## Problem
Go line by line through the entries below and count those containing the string "person"; give only the count.

[Website and app data records]
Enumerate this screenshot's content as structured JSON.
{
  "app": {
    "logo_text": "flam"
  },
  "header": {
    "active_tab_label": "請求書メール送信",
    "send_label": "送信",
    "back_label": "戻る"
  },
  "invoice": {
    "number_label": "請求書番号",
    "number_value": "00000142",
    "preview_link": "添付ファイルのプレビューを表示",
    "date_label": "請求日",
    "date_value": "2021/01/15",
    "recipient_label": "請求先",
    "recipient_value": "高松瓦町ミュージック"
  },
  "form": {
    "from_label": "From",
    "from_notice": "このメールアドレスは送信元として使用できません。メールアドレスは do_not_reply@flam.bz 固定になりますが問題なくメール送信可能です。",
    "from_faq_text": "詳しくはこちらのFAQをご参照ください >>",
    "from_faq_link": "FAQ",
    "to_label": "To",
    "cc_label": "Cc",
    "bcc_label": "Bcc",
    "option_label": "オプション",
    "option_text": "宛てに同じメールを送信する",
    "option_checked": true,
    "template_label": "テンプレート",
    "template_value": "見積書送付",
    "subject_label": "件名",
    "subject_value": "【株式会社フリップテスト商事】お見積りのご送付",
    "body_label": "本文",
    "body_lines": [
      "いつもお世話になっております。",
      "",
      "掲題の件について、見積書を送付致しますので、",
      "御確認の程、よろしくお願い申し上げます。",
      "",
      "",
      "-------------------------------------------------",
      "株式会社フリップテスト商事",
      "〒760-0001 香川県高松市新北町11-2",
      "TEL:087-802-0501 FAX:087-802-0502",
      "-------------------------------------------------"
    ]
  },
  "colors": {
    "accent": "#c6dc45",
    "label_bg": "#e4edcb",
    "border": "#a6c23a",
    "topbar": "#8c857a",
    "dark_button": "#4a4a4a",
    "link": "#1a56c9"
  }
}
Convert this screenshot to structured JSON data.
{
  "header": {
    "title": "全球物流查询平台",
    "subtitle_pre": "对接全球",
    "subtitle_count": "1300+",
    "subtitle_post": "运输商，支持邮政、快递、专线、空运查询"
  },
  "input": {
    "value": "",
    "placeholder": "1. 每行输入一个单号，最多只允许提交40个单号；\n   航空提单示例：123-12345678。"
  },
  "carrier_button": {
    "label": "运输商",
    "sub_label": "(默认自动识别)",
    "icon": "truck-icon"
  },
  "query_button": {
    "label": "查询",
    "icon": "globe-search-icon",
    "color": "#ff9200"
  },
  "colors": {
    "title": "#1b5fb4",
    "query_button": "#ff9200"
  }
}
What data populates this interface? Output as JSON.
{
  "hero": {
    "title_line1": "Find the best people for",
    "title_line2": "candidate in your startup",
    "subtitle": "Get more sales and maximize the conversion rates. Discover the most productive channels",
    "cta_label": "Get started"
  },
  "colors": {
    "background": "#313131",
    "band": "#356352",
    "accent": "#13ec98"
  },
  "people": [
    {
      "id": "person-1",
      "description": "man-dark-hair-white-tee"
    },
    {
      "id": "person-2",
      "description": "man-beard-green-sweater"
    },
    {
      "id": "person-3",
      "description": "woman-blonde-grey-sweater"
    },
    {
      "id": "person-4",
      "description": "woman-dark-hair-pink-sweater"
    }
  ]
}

## Answer space
4